■ Work order:
Scan the records for "title". Report each line that includes it.

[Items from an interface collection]
%%

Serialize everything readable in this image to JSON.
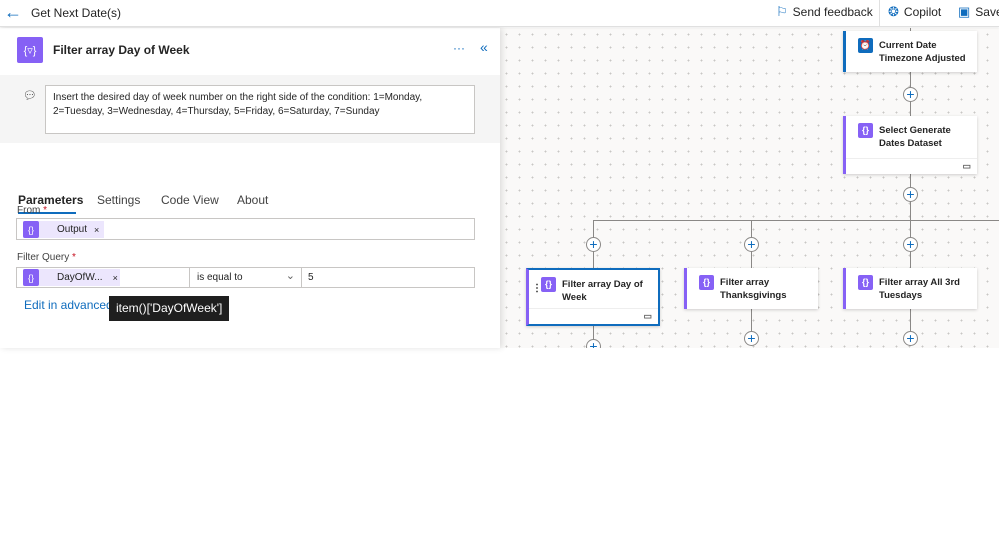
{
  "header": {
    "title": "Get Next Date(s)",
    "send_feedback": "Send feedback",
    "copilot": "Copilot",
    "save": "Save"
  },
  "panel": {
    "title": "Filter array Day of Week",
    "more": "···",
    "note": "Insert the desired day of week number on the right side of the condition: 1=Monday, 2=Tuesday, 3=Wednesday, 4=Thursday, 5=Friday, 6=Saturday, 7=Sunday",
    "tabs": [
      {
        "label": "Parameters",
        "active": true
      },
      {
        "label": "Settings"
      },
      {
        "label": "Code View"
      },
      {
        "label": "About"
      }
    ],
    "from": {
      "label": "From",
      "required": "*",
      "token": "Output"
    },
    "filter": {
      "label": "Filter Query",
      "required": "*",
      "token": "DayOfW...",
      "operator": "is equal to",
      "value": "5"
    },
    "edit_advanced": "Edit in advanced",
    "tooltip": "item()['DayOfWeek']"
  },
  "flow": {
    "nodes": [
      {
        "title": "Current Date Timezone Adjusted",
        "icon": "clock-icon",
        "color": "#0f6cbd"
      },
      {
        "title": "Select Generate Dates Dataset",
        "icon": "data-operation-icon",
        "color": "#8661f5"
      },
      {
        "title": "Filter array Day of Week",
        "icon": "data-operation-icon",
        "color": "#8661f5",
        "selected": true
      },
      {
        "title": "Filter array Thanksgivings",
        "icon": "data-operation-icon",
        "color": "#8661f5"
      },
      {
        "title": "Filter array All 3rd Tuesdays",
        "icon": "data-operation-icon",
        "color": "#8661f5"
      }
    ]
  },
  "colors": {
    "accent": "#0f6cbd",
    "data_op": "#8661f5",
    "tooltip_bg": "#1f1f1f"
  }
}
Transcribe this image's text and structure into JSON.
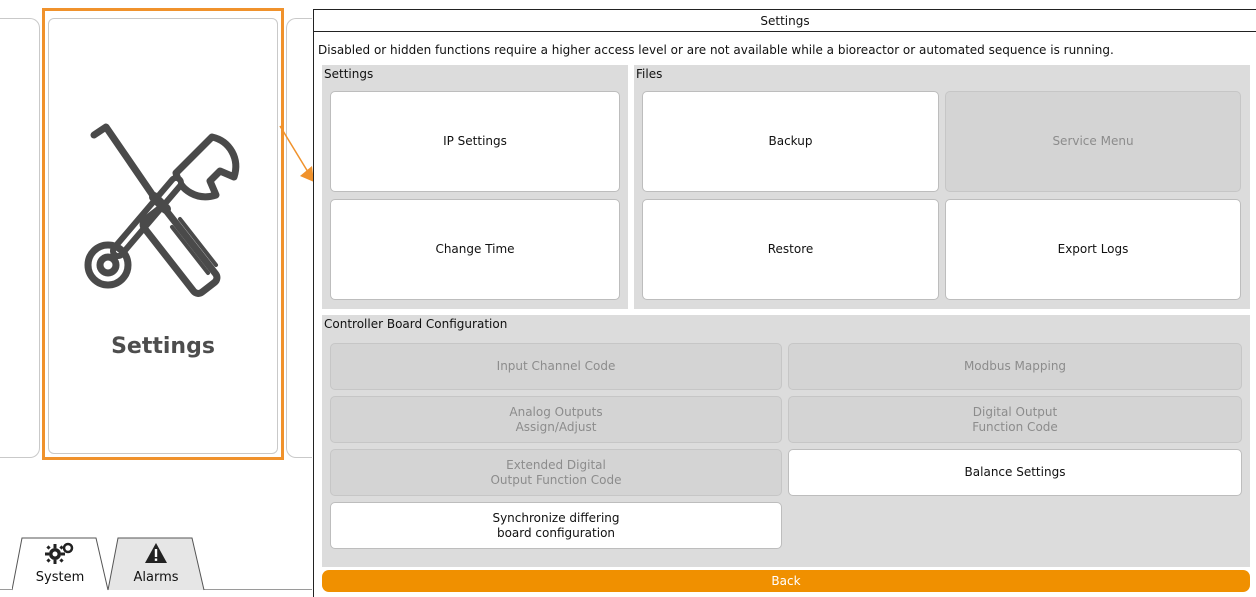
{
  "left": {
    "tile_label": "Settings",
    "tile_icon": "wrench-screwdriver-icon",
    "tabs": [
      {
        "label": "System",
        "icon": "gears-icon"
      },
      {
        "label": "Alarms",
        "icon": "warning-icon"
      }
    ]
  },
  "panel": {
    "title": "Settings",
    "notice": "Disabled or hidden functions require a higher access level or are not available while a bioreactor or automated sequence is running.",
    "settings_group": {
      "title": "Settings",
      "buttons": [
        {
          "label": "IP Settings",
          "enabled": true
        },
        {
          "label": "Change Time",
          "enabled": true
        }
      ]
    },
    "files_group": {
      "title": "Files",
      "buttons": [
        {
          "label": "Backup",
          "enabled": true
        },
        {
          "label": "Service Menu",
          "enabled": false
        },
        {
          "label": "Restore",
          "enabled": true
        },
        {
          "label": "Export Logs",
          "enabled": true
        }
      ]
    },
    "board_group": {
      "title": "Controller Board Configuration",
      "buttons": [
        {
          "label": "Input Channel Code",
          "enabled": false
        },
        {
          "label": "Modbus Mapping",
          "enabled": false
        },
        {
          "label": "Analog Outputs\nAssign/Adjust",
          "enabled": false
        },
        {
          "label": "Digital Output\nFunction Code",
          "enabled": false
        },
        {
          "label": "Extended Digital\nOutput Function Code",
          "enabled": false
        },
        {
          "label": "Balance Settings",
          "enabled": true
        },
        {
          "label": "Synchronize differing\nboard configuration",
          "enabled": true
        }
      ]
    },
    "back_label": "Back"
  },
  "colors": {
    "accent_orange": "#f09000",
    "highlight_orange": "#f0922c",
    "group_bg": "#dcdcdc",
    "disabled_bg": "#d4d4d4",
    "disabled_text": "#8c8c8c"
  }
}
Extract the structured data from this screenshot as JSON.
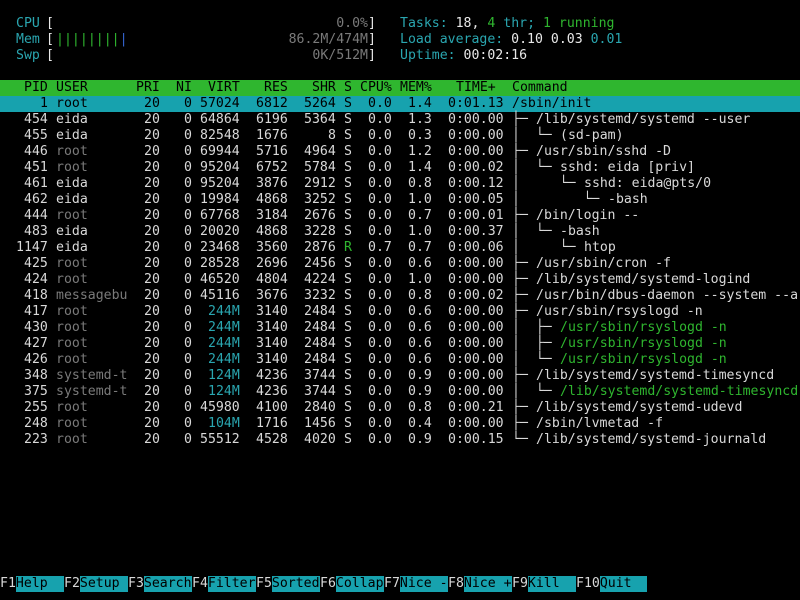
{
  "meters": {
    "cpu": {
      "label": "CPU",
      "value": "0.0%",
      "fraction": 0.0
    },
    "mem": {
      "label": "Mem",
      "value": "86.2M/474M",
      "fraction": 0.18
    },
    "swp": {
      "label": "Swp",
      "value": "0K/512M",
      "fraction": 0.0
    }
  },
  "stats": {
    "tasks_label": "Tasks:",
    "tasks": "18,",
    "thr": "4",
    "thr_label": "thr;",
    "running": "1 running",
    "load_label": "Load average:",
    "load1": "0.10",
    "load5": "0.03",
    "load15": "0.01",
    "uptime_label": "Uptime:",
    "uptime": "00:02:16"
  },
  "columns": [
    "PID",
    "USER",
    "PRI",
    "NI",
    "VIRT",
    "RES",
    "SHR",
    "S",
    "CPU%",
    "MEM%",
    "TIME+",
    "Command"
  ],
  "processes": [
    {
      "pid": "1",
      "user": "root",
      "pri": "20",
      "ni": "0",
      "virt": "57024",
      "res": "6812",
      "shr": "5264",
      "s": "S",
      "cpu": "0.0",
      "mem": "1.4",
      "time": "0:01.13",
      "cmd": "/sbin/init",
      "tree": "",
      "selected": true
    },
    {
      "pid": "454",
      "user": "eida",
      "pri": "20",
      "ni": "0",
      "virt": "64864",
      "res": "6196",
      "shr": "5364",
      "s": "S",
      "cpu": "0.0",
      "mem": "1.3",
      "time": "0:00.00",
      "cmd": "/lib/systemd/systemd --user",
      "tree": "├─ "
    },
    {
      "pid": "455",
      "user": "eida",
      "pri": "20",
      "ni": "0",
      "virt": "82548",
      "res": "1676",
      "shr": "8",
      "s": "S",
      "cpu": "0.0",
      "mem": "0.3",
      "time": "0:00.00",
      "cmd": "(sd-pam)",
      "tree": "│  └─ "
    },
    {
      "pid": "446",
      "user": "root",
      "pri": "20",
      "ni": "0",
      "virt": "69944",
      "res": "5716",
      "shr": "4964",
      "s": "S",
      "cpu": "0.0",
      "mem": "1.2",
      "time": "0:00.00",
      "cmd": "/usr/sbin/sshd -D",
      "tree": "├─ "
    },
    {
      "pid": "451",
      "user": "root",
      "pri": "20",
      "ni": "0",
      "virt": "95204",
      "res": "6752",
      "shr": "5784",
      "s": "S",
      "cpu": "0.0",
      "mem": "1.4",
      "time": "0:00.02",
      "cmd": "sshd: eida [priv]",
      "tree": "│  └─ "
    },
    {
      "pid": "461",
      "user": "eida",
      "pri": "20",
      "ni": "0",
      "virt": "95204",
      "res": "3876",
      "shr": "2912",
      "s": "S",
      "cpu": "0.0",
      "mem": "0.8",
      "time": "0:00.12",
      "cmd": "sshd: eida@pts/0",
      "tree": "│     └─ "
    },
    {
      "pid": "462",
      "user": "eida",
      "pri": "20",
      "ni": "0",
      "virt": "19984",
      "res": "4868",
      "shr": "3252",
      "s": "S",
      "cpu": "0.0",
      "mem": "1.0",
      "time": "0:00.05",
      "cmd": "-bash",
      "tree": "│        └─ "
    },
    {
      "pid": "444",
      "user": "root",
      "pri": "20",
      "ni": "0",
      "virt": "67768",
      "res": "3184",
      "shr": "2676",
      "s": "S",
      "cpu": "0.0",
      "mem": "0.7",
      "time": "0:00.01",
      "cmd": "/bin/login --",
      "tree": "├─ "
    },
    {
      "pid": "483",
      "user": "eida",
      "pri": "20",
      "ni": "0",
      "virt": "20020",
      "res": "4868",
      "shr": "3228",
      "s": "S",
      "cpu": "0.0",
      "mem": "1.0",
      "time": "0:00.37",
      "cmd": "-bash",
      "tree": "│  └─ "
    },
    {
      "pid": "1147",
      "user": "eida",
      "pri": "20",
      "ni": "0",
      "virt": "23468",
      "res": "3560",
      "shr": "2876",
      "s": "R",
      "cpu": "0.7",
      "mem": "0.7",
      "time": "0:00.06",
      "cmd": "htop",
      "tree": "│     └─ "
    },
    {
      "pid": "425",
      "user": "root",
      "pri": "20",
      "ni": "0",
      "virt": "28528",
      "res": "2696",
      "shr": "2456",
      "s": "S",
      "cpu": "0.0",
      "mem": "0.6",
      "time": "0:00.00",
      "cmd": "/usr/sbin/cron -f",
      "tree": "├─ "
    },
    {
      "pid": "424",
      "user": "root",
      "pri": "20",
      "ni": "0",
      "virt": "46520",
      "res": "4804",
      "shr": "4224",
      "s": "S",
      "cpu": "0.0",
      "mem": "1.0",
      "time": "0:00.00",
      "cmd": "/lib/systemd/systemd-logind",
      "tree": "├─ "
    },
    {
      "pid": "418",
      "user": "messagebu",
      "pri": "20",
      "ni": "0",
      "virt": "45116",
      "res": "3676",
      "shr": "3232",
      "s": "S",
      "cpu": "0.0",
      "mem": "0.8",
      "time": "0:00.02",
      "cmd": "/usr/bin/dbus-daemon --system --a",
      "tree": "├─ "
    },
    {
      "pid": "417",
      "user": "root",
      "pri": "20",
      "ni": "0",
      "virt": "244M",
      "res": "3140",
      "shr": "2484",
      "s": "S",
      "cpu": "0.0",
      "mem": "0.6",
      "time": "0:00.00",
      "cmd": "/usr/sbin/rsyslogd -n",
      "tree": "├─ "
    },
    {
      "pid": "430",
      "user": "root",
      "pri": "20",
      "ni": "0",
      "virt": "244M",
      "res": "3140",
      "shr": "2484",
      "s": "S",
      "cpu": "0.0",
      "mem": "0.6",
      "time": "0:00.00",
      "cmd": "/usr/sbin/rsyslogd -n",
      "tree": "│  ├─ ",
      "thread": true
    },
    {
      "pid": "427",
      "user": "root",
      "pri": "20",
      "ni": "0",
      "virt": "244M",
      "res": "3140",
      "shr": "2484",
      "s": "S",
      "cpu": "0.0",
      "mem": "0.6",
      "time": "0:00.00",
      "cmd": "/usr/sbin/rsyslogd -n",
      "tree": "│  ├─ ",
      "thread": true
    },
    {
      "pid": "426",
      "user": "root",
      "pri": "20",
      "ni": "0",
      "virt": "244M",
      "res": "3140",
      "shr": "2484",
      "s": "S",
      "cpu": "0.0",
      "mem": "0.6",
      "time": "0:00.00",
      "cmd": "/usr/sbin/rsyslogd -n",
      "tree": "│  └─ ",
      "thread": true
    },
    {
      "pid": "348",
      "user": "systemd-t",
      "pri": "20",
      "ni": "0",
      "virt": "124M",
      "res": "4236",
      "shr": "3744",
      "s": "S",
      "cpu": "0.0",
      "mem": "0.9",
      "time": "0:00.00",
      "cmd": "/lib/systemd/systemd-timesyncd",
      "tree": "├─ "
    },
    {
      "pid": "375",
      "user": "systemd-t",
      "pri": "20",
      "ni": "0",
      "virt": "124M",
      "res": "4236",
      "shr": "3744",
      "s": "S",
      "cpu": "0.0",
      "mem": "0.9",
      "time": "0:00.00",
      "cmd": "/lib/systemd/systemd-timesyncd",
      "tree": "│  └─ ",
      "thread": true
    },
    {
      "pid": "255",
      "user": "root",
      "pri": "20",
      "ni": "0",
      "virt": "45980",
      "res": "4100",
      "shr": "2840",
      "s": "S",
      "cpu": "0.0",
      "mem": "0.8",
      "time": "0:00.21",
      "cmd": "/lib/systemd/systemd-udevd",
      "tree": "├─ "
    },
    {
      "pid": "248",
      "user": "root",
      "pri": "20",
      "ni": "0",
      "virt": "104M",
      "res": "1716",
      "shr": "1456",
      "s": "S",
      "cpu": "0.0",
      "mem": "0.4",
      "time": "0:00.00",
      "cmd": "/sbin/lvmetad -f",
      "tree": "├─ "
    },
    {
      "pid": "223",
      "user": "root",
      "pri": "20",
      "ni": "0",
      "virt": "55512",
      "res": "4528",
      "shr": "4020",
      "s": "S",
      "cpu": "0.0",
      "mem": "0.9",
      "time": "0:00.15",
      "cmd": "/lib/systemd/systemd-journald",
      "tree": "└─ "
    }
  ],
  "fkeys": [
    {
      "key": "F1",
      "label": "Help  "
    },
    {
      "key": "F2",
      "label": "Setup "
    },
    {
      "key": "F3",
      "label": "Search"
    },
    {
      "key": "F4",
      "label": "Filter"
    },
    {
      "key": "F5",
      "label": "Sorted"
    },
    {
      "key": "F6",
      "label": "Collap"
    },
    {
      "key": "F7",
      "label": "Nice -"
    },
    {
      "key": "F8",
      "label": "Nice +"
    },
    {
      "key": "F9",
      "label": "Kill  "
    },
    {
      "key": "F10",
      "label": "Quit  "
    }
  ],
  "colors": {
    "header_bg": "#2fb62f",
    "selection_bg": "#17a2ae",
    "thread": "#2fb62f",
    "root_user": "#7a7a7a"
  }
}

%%

■ Written solution:
    "title": "Get Next Date(s)",
    "title": "Filter array Day of Week",
        "title": "Current Date Timezone Adjusted",
        "title": "Select Generate Dates Dataset",
        "title": "Filter array Day of Week",
        "title": "Filter array Thanksgivings",
        "title": "Filter array All 3rd Tuesdays",
    "title": "Settings",
      "title": "Settings",
      "title": "Files",
      "title": "Controller Board Configuration",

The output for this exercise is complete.